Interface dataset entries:
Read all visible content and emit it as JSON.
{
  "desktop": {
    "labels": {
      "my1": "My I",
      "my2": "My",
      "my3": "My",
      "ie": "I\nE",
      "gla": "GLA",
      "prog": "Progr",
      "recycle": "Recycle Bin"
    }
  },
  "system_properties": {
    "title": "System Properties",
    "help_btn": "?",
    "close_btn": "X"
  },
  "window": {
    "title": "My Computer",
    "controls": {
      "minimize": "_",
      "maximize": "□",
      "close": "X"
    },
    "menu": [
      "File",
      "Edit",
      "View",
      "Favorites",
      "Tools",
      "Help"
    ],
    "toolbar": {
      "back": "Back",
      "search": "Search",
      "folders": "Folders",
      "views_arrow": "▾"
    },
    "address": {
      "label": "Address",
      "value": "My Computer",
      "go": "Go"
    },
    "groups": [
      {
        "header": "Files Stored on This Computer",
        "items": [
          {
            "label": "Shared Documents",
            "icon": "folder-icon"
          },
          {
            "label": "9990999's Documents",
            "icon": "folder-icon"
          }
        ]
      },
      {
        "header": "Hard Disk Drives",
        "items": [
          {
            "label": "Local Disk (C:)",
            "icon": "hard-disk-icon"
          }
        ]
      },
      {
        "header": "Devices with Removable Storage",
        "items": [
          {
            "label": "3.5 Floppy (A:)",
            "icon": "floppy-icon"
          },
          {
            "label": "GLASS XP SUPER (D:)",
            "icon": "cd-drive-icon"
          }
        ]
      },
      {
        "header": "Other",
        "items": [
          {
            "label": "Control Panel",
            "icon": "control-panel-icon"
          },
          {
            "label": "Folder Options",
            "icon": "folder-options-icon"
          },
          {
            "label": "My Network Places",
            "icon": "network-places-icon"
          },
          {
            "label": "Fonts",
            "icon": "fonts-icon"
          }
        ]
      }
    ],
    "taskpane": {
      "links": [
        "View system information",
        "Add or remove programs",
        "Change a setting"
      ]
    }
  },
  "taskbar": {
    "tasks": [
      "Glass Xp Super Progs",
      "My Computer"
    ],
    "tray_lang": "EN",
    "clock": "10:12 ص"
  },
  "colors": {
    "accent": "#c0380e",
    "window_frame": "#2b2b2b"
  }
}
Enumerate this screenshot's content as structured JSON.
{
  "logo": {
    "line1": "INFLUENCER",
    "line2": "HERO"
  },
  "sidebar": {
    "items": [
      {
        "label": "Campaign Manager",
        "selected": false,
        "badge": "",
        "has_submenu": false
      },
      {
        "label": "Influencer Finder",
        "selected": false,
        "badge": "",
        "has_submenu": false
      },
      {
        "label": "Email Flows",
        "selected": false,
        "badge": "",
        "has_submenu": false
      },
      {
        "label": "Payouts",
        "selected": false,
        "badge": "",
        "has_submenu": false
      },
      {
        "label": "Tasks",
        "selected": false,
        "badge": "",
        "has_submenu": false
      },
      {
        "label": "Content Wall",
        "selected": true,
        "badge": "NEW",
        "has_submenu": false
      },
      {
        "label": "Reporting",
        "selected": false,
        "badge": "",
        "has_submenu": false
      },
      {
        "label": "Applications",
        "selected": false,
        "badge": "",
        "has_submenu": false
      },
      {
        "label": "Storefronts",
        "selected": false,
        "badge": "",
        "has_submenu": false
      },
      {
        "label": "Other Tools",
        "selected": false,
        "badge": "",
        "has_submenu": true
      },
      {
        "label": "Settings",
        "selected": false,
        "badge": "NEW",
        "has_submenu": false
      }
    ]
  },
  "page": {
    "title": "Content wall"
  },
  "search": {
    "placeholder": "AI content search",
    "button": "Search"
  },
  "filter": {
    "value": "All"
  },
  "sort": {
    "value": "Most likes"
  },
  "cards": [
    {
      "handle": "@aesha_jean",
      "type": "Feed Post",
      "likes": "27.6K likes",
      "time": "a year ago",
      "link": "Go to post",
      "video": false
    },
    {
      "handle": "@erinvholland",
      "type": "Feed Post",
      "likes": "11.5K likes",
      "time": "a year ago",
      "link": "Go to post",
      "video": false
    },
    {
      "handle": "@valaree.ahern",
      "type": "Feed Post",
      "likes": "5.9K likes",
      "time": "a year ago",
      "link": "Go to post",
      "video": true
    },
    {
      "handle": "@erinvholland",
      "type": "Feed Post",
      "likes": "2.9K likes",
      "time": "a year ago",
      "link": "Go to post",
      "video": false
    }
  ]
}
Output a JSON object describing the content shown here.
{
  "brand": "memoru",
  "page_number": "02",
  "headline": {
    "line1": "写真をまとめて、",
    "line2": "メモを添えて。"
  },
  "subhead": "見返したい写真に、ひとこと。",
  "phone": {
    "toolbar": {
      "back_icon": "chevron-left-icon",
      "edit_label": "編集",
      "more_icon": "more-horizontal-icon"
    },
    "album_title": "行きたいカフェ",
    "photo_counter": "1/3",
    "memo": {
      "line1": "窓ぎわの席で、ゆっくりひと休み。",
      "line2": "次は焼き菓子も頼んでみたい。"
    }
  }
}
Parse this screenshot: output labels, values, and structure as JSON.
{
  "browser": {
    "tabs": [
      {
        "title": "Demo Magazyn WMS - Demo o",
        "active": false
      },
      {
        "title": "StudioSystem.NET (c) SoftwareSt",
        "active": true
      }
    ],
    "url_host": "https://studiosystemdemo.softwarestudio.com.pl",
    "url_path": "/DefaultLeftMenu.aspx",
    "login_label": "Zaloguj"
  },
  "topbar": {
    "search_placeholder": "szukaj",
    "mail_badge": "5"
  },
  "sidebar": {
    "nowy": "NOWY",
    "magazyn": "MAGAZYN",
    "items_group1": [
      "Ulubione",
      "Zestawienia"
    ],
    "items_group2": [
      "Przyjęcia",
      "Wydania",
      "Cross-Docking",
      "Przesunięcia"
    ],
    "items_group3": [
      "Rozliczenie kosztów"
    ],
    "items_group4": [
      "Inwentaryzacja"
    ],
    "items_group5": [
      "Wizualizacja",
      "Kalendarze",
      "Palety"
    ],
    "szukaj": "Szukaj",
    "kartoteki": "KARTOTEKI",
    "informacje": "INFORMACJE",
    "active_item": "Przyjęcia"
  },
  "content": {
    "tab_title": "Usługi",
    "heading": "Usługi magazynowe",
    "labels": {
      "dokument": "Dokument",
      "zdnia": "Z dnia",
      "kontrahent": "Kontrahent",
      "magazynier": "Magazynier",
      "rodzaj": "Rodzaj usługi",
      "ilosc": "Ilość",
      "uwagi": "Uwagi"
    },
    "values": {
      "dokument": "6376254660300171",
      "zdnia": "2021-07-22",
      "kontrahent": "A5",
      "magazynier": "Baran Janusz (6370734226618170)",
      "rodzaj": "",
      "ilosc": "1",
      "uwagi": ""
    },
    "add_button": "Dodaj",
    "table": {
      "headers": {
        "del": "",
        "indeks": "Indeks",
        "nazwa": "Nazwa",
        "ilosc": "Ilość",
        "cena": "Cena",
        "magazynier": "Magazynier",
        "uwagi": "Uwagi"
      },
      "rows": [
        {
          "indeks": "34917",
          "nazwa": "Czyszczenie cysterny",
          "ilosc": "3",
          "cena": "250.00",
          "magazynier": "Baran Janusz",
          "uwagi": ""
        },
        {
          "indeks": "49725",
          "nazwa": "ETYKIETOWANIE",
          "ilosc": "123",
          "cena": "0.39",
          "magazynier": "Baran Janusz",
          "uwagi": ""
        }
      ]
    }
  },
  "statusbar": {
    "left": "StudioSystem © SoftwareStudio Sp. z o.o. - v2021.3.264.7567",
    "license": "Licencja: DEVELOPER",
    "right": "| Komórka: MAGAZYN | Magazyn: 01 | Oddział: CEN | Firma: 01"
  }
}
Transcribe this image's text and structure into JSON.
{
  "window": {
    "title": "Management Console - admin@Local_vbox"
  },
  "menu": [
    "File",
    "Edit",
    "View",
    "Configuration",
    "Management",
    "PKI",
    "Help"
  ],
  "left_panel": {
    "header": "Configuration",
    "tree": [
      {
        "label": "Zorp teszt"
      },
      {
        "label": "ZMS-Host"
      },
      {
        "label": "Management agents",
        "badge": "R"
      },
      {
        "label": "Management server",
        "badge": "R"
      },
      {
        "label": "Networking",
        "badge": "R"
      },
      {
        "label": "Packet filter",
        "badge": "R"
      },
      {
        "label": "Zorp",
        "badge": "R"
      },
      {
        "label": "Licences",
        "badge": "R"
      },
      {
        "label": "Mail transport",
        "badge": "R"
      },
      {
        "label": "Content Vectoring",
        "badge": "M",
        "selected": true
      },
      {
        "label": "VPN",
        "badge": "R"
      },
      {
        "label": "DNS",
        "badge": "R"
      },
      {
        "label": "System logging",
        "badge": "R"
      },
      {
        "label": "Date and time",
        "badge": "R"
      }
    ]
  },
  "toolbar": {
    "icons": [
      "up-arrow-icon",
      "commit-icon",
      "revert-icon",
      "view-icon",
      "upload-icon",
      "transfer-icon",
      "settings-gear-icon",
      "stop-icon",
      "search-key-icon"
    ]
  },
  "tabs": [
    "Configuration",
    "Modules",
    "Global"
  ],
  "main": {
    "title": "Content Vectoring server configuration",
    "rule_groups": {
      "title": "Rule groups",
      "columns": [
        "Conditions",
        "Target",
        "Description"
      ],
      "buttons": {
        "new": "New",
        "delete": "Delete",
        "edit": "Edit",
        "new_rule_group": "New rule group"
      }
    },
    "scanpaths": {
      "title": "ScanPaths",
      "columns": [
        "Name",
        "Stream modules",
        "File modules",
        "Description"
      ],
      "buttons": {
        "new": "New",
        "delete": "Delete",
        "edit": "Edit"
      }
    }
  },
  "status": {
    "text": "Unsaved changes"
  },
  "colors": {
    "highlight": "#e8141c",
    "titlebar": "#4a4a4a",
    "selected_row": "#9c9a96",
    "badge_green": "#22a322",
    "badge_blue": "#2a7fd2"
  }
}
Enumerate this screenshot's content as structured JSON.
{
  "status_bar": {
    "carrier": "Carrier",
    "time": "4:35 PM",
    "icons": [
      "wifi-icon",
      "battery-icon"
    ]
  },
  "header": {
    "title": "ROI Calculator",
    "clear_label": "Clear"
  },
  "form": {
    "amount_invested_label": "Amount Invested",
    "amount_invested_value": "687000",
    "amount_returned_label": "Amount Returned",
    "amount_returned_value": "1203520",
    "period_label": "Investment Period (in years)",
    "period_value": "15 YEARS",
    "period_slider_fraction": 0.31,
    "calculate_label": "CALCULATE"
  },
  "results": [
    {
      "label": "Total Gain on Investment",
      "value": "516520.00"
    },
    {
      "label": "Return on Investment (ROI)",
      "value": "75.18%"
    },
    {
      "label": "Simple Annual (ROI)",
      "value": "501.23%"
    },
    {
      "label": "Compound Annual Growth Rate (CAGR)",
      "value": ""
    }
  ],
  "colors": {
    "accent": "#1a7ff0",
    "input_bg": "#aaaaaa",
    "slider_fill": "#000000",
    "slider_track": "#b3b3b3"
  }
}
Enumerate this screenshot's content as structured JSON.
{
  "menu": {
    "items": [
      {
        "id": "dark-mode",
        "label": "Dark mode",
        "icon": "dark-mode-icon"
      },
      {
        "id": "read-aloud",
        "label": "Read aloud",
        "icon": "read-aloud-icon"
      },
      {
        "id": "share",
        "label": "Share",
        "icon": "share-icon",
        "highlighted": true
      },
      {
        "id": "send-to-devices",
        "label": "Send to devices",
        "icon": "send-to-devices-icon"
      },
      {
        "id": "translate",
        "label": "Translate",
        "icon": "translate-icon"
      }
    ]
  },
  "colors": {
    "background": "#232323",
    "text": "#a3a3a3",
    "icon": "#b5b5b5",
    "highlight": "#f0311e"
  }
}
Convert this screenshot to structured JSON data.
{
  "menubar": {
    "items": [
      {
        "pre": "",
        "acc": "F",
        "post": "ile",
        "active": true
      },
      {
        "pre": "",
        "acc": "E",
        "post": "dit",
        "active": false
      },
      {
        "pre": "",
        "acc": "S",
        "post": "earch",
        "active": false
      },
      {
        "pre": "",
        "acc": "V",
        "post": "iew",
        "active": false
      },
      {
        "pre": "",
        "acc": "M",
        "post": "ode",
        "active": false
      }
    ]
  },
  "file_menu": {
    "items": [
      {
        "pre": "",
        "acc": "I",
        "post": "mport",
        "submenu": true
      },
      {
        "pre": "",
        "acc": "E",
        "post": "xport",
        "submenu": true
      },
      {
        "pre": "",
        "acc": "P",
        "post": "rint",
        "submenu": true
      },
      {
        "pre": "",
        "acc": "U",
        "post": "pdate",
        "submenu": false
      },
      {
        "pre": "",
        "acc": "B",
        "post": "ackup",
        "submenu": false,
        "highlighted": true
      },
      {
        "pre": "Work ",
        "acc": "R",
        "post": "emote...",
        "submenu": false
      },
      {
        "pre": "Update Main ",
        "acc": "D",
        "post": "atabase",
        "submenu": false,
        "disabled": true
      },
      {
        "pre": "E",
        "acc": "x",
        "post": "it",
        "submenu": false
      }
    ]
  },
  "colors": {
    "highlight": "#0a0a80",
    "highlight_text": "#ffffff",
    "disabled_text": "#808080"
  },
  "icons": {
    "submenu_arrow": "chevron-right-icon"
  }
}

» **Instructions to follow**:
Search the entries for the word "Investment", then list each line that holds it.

» **Result below**:
    "period_label": "Investment Period (in years)",
      "label": "Total Gain on Investment",
      "label": "Return on Investment (ROI)",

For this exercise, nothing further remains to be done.